Problem to solve:
Leave the images out, and copy each of the records below exactly.

Extracted information:
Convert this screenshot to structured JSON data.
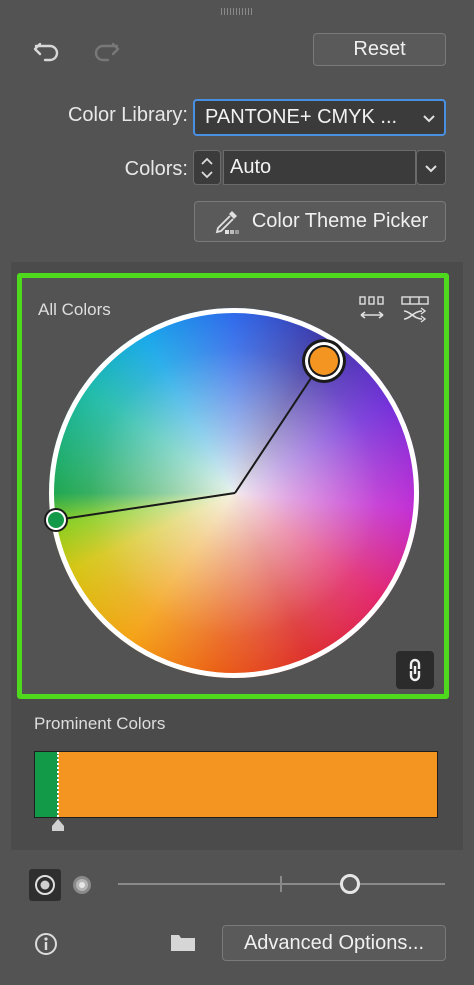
{
  "toolbar": {
    "reset_label": "Reset"
  },
  "settings": {
    "library_label": "Color Library:",
    "library_value": "PANTONE+ CMYK ...",
    "colors_label": "Colors:",
    "colors_value": "Auto",
    "theme_picker_label": "Color Theme Picker"
  },
  "wheel": {
    "title": "All Colors",
    "handles": [
      {
        "name": "orange",
        "color": "#f39520"
      },
      {
        "name": "green",
        "color": "#129a49"
      }
    ],
    "link_icon": "link-icon"
  },
  "prominent": {
    "title": "Prominent Colors",
    "swatches": [
      {
        "color": "#129a49",
        "share": 0.07
      },
      {
        "color": "#f39520",
        "share": 0.93
      }
    ]
  },
  "footer": {
    "advanced_label": "Advanced Options...",
    "saturation_value": 0.71
  },
  "colors": {
    "accent_highlight": "#4fd91c",
    "focus_ring": "#4a90e2"
  }
}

Your solution:
Convert this screenshot to structured JSON data.
{
  "toolbar": {
    "reset_label": "Reset"
  },
  "settings": {
    "library_label": "Color Library:",
    "library_value": "PANTONE+ CMYK ...",
    "colors_label": "Colors:",
    "colors_value": "Auto",
    "theme_picker_label": "Color Theme Picker"
  },
  "wheel": {
    "title": "All Colors",
    "handles": [
      {
        "name": "orange",
        "color": "#f39520"
      },
      {
        "name": "green",
        "color": "#129a49"
      }
    ],
    "link_icon": "link-icon"
  },
  "prominent": {
    "title": "Prominent Colors",
    "swatches": [
      {
        "color": "#129a49",
        "share": 0.07
      },
      {
        "color": "#f39520",
        "share": 0.93
      }
    ]
  },
  "footer": {
    "advanced_label": "Advanced Options...",
    "saturation_value": 0.71
  },
  "colors": {
    "accent_highlight": "#4fd91c",
    "focus_ring": "#4a90e2"
  }
}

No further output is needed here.